Required work: Whenever a line below includes the string "Templates", show it.

.....

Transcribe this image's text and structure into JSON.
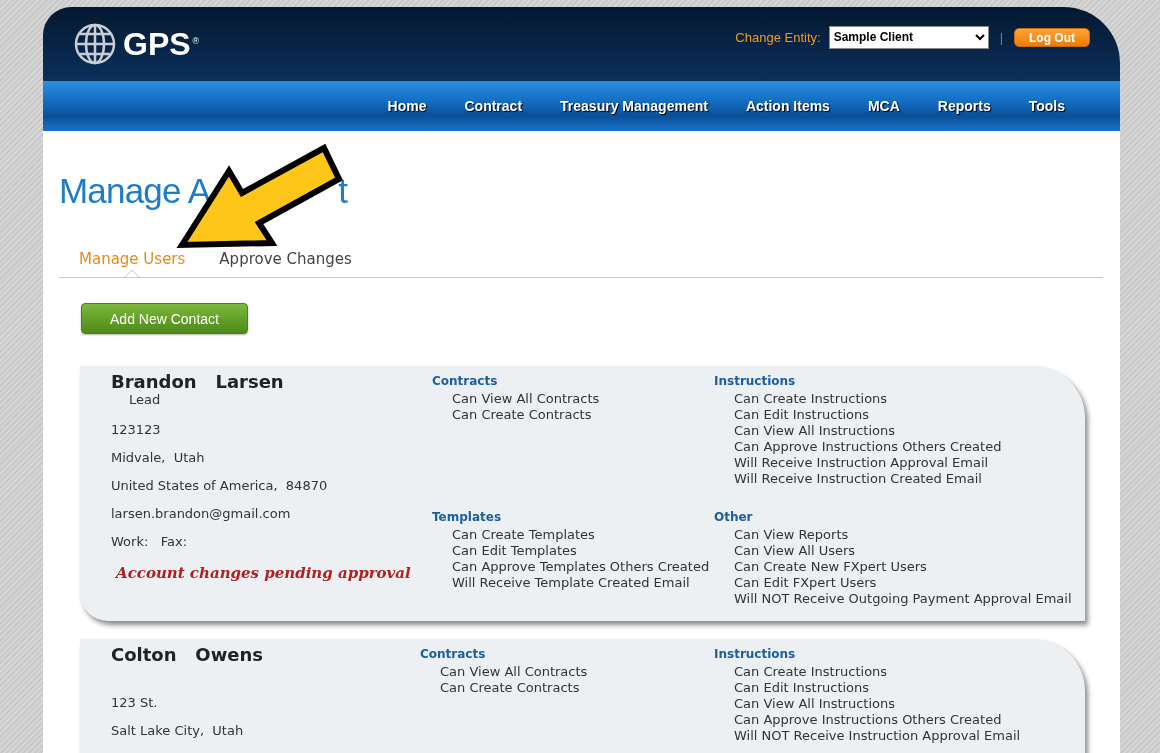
{
  "header": {
    "logo_text": "GPS",
    "logo_mark": "®",
    "entity_label": "Change Entity:",
    "entity_select": {
      "value": "Sample Client"
    },
    "separator": "|",
    "logout_button": "Log Out"
  },
  "nav": [
    {
      "label": "Home"
    },
    {
      "label": "Contract"
    },
    {
      "label": "Treasury Management"
    },
    {
      "label": "Action Items"
    },
    {
      "label": "MCA"
    },
    {
      "label": "Reports"
    },
    {
      "label": "Tools"
    }
  ],
  "page_title_parts": [
    "Manage A",
    "t"
  ],
  "annotation": {
    "kind": "arrow"
  },
  "tabs": [
    {
      "label": "Manage Users",
      "selected": true
    },
    {
      "label": "Approve Changes",
      "selected": false
    }
  ],
  "add_button": "Add New Contact",
  "contacts": [
    {
      "name": [
        "Brandon",
        "Larsen"
      ],
      "role": "Lead",
      "lines": [
        "123123",
        "Midvale,  Utah",
        "United States of America,  84870",
        "larsen.brandon@gmail.com",
        "Work:   Fax:"
      ],
      "notice": "Account changes pending approval",
      "sections": [
        {
          "title": "Contracts",
          "items": [
            "Can View All Contracts",
            "Can Create Contracts"
          ]
        },
        {
          "title": "Instructions",
          "items": [
            "Can Create Instructions",
            "Can Edit Instructions",
            "Can View All Instructions",
            "Can Approve Instructions Others Created",
            "Will Receive Instruction Approval Email",
            "Will Receive Instruction Created Email"
          ]
        },
        {
          "title": "Templates",
          "items": [
            "Can Create Templates",
            "Can Edit Templates",
            "Can Approve Templates Others Created",
            "Will Receive Template Created Email"
          ]
        },
        {
          "title": "Other",
          "items": [
            "Can View Reports",
            "Can View All Users",
            "Can Create New FXpert Users",
            "Can Edit FXpert Users",
            "Will NOT Receive Outgoing Payment Approval Email"
          ]
        }
      ]
    },
    {
      "name": [
        "Colton",
        "Owens"
      ],
      "lines": [
        "123 St.",
        "Salt Lake City,  Utah"
      ],
      "sections": [
        {
          "title": "Contracts",
          "items": [
            "Can View All Contracts",
            "Can Create Contracts"
          ]
        },
        {
          "title": "Instructions",
          "items": [
            "Can Create Instructions",
            "Can Edit Instructions",
            "Can View All Instructions",
            "Can Approve Instructions Others Created",
            "Will NOT Receive Instruction Approval Email"
          ]
        }
      ]
    }
  ]
}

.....

Answer to the problem:
          "title": "Templates",
            "Can Create Templates",
            "Can Edit Templates",
            "Can Approve Templates Others Created",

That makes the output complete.